## Work order
The output must match the entries below exactly, with pictures removed.

= = =

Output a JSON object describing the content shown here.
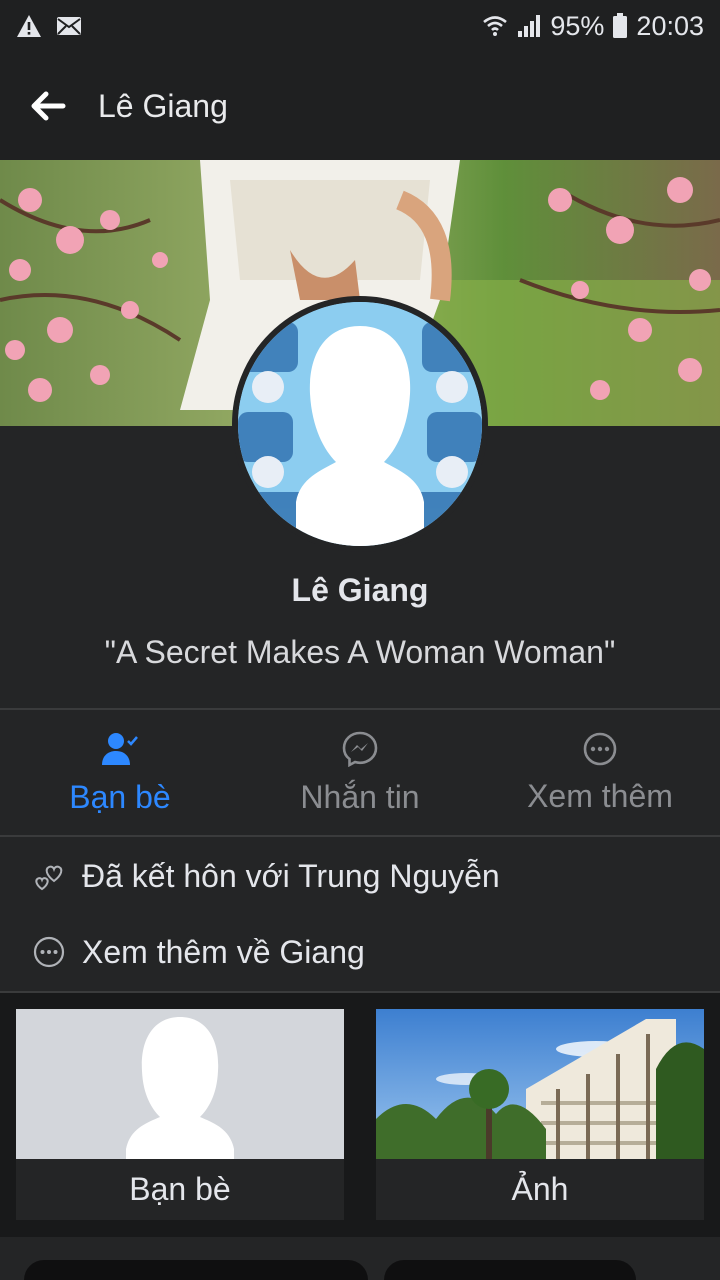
{
  "status_bar": {
    "battery": "95%",
    "time": "20:03",
    "icons": [
      "warning-icon",
      "mail-icon",
      "wifi-icon",
      "signal-icon",
      "battery-icon"
    ]
  },
  "header": {
    "title": "Lê Giang"
  },
  "profile": {
    "name": "Lê Giang",
    "bio": "\"A Secret Makes A Woman Woman\""
  },
  "actions": [
    {
      "label": "Bạn bè",
      "icon": "friends-check-icon",
      "active": true
    },
    {
      "label": "Nhắn tin",
      "icon": "messenger-icon",
      "active": false
    },
    {
      "label": "Xem thêm",
      "icon": "more-icon",
      "active": false
    }
  ],
  "info": [
    {
      "text": "Đã kết hôn với Trung Nguyễn",
      "icon": "hearts-icon"
    },
    {
      "text": "Xem thêm về Giang",
      "icon": "more-icon"
    }
  ],
  "cards": [
    {
      "label": "Bạn bè"
    },
    {
      "label": "Ảnh"
    }
  ],
  "colors": {
    "background": "#242526",
    "accent": "#2d88ff",
    "muted": "#8b8d91"
  }
}
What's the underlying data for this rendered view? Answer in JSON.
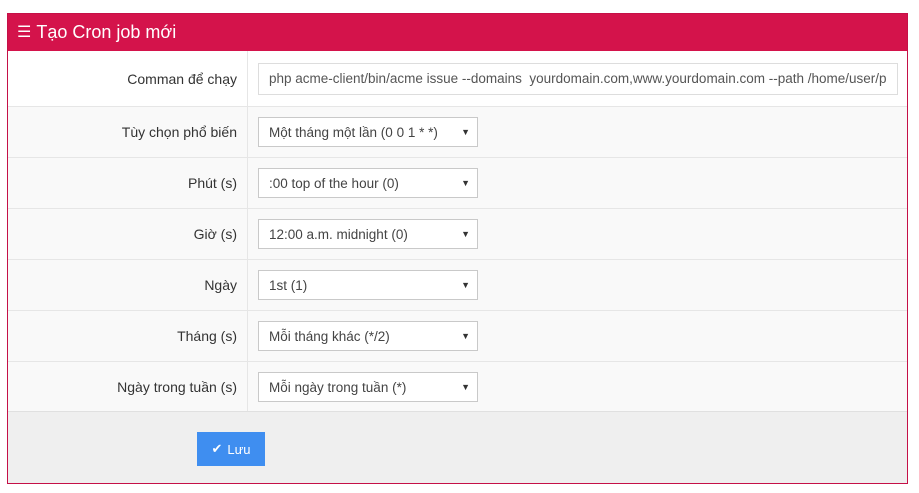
{
  "header": {
    "title": "Tạo Cron job mới",
    "icon": "menu-icon"
  },
  "colors": {
    "header_bg": "#d4134b",
    "button_bg": "#3f8ef0"
  },
  "form": {
    "command": {
      "label": "Comman để chạy",
      "value": "php acme-client/bin/acme issue --domains  yourdomain.com,www.yourdomain.com --path /home/user/public_html"
    },
    "common_option": {
      "label": "Tùy chọn phổ biến",
      "selected": "Một tháng một lần (0 0 1 * *)"
    },
    "minute": {
      "label": "Phút (s)",
      "selected": ":00 top of the hour (0)"
    },
    "hour": {
      "label": "Giờ (s)",
      "selected": "12:00 a.m. midnight (0)"
    },
    "day": {
      "label": "Ngày",
      "selected": "1st (1)"
    },
    "month": {
      "label": "Tháng (s)",
      "selected": "Mỗi tháng khác (*/2)"
    },
    "weekday": {
      "label": "Ngày trong tuần (s)",
      "selected": "Mỗi ngày trong tuần (*)"
    }
  },
  "footer": {
    "save_label": "Lưu",
    "save_icon": "check-icon"
  }
}
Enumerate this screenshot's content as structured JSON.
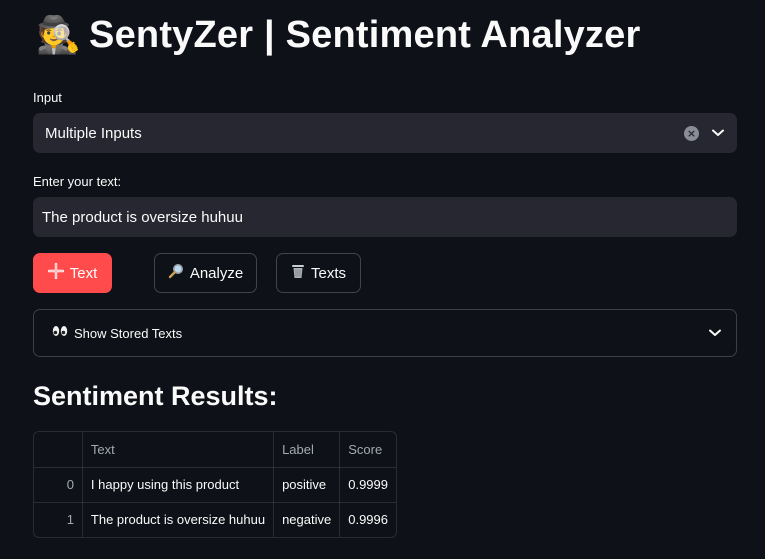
{
  "app": {
    "title_icon": "detective-emoji",
    "title": "SentyZer | Sentiment Analyzer"
  },
  "input_select": {
    "label": "Input",
    "value": "Multiple Inputs"
  },
  "text_input": {
    "label": "Enter your text:",
    "value": "The product is oversize huhuu"
  },
  "buttons": {
    "add_text_label": "Text",
    "add_text_icon": "plus-icon",
    "analyze_label": "Analyze",
    "analyze_icon": "magnifier-icon",
    "clear_texts_label": "Texts",
    "clear_texts_icon": "trash-icon"
  },
  "expander": {
    "label": "Show Stored Texts",
    "icon": "eyes-icon"
  },
  "results": {
    "title": "Sentiment Results:",
    "columns": [
      "",
      "Text",
      "Label",
      "Score"
    ],
    "rows": [
      {
        "index": "0",
        "text": "I happy using this product",
        "label": "positive",
        "score": "0.9999"
      },
      {
        "index": "1",
        "text": "The product is oversize huhuu",
        "label": "negative",
        "score": "0.9996"
      }
    ]
  },
  "colors": {
    "background": "#0e1117",
    "primary": "#ff4b4b",
    "widget": "#262730"
  }
}
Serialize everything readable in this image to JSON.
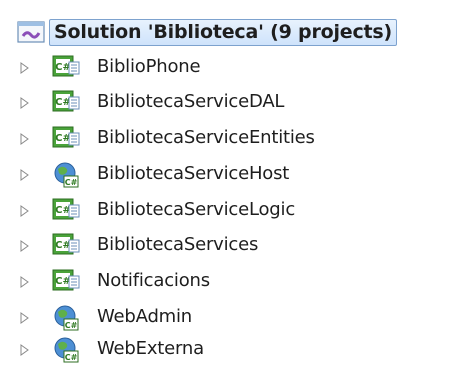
{
  "solution": {
    "label": "Solution 'Biblioteca' (9 projects)",
    "icon": "solution-icon"
  },
  "projects": [
    {
      "label": "BiblioPhone",
      "icon": "csharp-project-icon"
    },
    {
      "label": "BibliotecaServiceDAL",
      "icon": "csharp-project-icon"
    },
    {
      "label": "BibliotecaServiceEntities",
      "icon": "csharp-project-icon"
    },
    {
      "label": "BibliotecaServiceHost",
      "icon": "csharp-web-project-icon"
    },
    {
      "label": "BibliotecaServiceLogic",
      "icon": "csharp-project-icon"
    },
    {
      "label": "BibliotecaServices",
      "icon": "csharp-project-icon"
    },
    {
      "label": "Notificacions",
      "icon": "csharp-project-icon"
    },
    {
      "label": "WebAdmin",
      "icon": "csharp-web-project-icon"
    },
    {
      "label": "WebExterna",
      "icon": "csharp-web-project-icon"
    }
  ],
  "colors": {
    "selection_border": "#7da2ce",
    "selection_fill": "#cfe3fb",
    "csharp_green": "#3e9a2e"
  }
}
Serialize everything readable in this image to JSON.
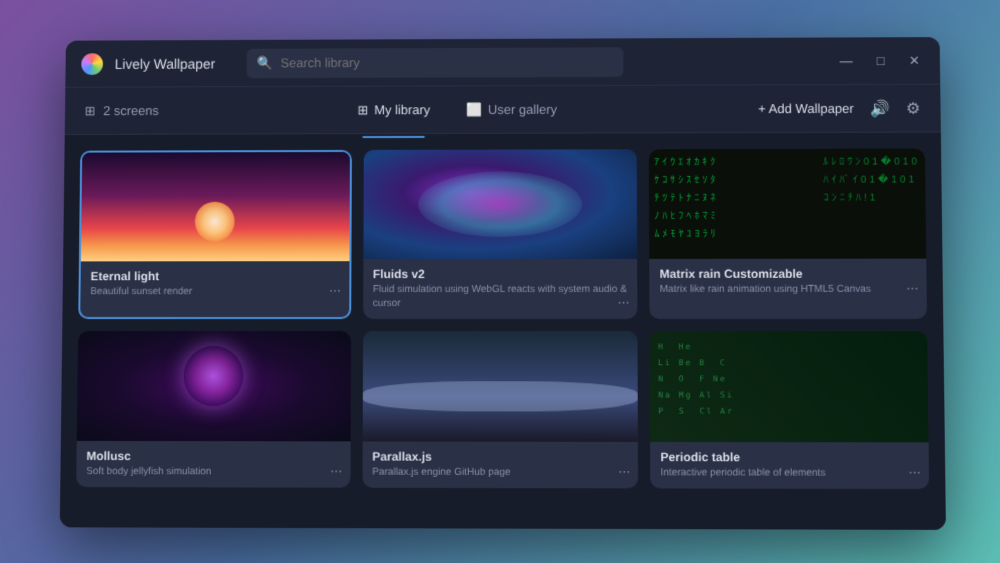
{
  "app": {
    "title": "Lively Wallpaper",
    "logo_label": "Lively logo"
  },
  "search": {
    "placeholder": "Search library",
    "value": ""
  },
  "window_controls": {
    "minimize": "—",
    "maximize": "□",
    "close": "✕"
  },
  "toolbar": {
    "screens_icon": "⊞",
    "screens_label": "2 screens",
    "tabs": [
      {
        "id": "my-library",
        "icon": "⊞",
        "label": "My library",
        "active": true
      },
      {
        "id": "user-gallery",
        "icon": "⬜",
        "label": "User gallery",
        "active": false
      }
    ],
    "add_label": "+ Add Wallpaper",
    "volume_icon": "🔊",
    "settings_icon": "⚙"
  },
  "wallpapers": [
    {
      "id": "eternal-light",
      "title": "Eternal light",
      "description": "Beautiful sunset render",
      "thumb_type": "eternal",
      "selected": true
    },
    {
      "id": "fluids-v2",
      "title": "Fluids v2",
      "description": "Fluid simulation using WebGL reacts with system audio & cursor",
      "thumb_type": "fluids",
      "selected": false
    },
    {
      "id": "matrix-rain",
      "title": "Matrix rain Customizable",
      "description": "Matrix like rain animation using HTML5 Canvas",
      "thumb_type": "matrix",
      "selected": false
    },
    {
      "id": "mollusc",
      "title": "Mollusc",
      "description": "Soft body jellyfish simulation",
      "thumb_type": "jellyfish",
      "selected": false
    },
    {
      "id": "parallax-js",
      "title": "Parallax.js",
      "description": "Parallax.js engine GitHub page",
      "thumb_type": "parallax",
      "selected": false
    },
    {
      "id": "periodic-table",
      "title": "Periodic table",
      "description": "Interactive periodic table of elements",
      "thumb_type": "periodic",
      "selected": false
    }
  ]
}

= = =

## Answer for this exercise
Output a JSON object describing the content shown here.
{
  "status_bar": {
    "battery": "95%",
    "time": "20:03",
    "icons": [
      "warning-icon",
      "mail-icon",
      "wifi-icon",
      "signal-icon",
      "battery-icon"
    ]
  },
  "header": {
    "title": "Lê Giang"
  },
  "profile": {
    "name": "Lê Giang",
    "bio": "\"A Secret Makes A Woman Woman\""
  },
  "actions": [
    {
      "label": "Bạn bè",
      "icon": "friends-check-icon",
      "active": true
    },
    {
      "label": "Nhắn tin",
      "icon": "messenger-icon",
      "active": false
    },
    {
      "label": "Xem thêm",
      "icon": "more-icon",
      "active": false
    }
  ],
  "info": [
    {
      "text": "Đã kết hôn với Trung Nguyễn",
      "icon": "hearts-icon"
    },
    {
      "text": "Xem thêm về Giang",
      "icon": "more-icon"
    }
  ],
  "cards": [
    {
      "label": "Bạn bè"
    },
    {
      "label": "Ảnh"
    }
  ],
  "colors": {
    "background": "#242526",
    "accent": "#2d88ff",
    "muted": "#8b8d91"
  }
}
What's the underlying data for this rendered view? Answer in JSON.
{
  "header": {
    "title": "Tạo Cron job mới",
    "icon": "menu-icon"
  },
  "colors": {
    "header_bg": "#d4134b",
    "button_bg": "#3f8ef0"
  },
  "form": {
    "command": {
      "label": "Comman để chạy",
      "value": "php acme-client/bin/acme issue --domains  yourdomain.com,www.yourdomain.com --path /home/user/public_html"
    },
    "common_option": {
      "label": "Tùy chọn phổ biến",
      "selected": "Một tháng một lần (0 0 1 * *)"
    },
    "minute": {
      "label": "Phút (s)",
      "selected": ":00 top of the hour (0)"
    },
    "hour": {
      "label": "Giờ (s)",
      "selected": "12:00 a.m. midnight (0)"
    },
    "day": {
      "label": "Ngày",
      "selected": "1st (1)"
    },
    "month": {
      "label": "Tháng (s)",
      "selected": "Mỗi tháng khác (*/2)"
    },
    "weekday": {
      "label": "Ngày trong tuần (s)",
      "selected": "Mỗi ngày trong tuần (*)"
    }
  },
  "footer": {
    "save_label": "Lưu",
    "save_icon": "check-icon"
  }
}
Enumerate this screenshot's content as structured JSON.
{
  "app": {
    "title_icon": "detective-emoji",
    "title": "SentyZer | Sentiment Analyzer"
  },
  "input_select": {
    "label": "Input",
    "value": "Multiple Inputs"
  },
  "text_input": {
    "label": "Enter your text:",
    "value": "The product is oversize huhuu"
  },
  "buttons": {
    "add_text_label": "Text",
    "add_text_icon": "plus-icon",
    "analyze_label": "Analyze",
    "analyze_icon": "magnifier-icon",
    "clear_texts_label": "Texts",
    "clear_texts_icon": "trash-icon"
  },
  "expander": {
    "label": "Show Stored Texts",
    "icon": "eyes-icon"
  },
  "results": {
    "title": "Sentiment Results:",
    "columns": [
      "",
      "Text",
      "Label",
      "Score"
    ],
    "rows": [
      {
        "index": "0",
        "text": "I happy using this product",
        "label": "positive",
        "score": "0.9999"
      },
      {
        "index": "1",
        "text": "The product is oversize huhuu",
        "label": "negative",
        "score": "0.9996"
      }
    ]
  },
  "colors": {
    "background": "#0e1117",
    "primary": "#ff4b4b",
    "widget": "#262730"
  }
}
Serialize everything readable in this image to JSON.
{
  "solution": {
    "label": "Solution 'Biblioteca' (9 projects)",
    "icon": "solution-icon"
  },
  "projects": [
    {
      "label": "BiblioPhone",
      "icon": "csharp-project-icon"
    },
    {
      "label": "BibliotecaServiceDAL",
      "icon": "csharp-project-icon"
    },
    {
      "label": "BibliotecaServiceEntities",
      "icon": "csharp-project-icon"
    },
    {
      "label": "BibliotecaServiceHost",
      "icon": "csharp-web-project-icon"
    },
    {
      "label": "BibliotecaServiceLogic",
      "icon": "csharp-project-icon"
    },
    {
      "label": "BibliotecaServices",
      "icon": "csharp-project-icon"
    },
    {
      "label": "Notificacions",
      "icon": "csharp-project-icon"
    },
    {
      "label": "WebAdmin",
      "icon": "csharp-web-project-icon"
    },
    {
      "label": "WebExterna",
      "icon": "csharp-web-project-icon"
    }
  ],
  "colors": {
    "selection_border": "#7da2ce",
    "selection_fill": "#cfe3fb",
    "csharp_green": "#3e9a2e"
  }
}
Serialize everything readable in this image to JSON.
{
  "app": {
    "title": "Lively Wallpaper",
    "logo_label": "Lively logo"
  },
  "search": {
    "placeholder": "Search library",
    "value": ""
  },
  "window_controls": {
    "minimize": "—",
    "maximize": "□",
    "close": "✕"
  },
  "toolbar": {
    "screens_icon": "⊞",
    "screens_label": "2 screens",
    "tabs": [
      {
        "id": "my-library",
        "icon": "⊞",
        "label": "My library",
        "active": true
      },
      {
        "id": "user-gallery",
        "icon": "⬜",
        "label": "User gallery",
        "active": false
      }
    ],
    "add_label": "+ Add Wallpaper",
    "volume_icon": "🔊",
    "settings_icon": "⚙"
  },
  "wallpapers": [
    {
      "id": "eternal-light",
      "title": "Eternal light",
      "description": "Beautiful sunset render",
      "thumb_type": "eternal",
      "selected": true
    },
    {
      "id": "fluids-v2",
      "title": "Fluids v2",
      "description": "Fluid simulation using WebGL reacts with system audio & cursor",
      "thumb_type": "fluids",
      "selected": false
    },
    {
      "id": "matrix-rain",
      "title": "Matrix rain Customizable",
      "description": "Matrix like rain animation using HTML5 Canvas",
      "thumb_type": "matrix",
      "selected": false
    },
    {
      "id": "mollusc",
      "title": "Mollusc",
      "description": "Soft body jellyfish simulation",
      "thumb_type": "jellyfish",
      "selected": false
    },
    {
      "id": "parallax-js",
      "title": "Parallax.js",
      "description": "Parallax.js engine GitHub page",
      "thumb_type": "parallax",
      "selected": false
    },
    {
      "id": "periodic-table",
      "title": "Periodic table",
      "description": "Interactive periodic table of elements",
      "thumb_type": "periodic",
      "selected": false
    }
  ]
}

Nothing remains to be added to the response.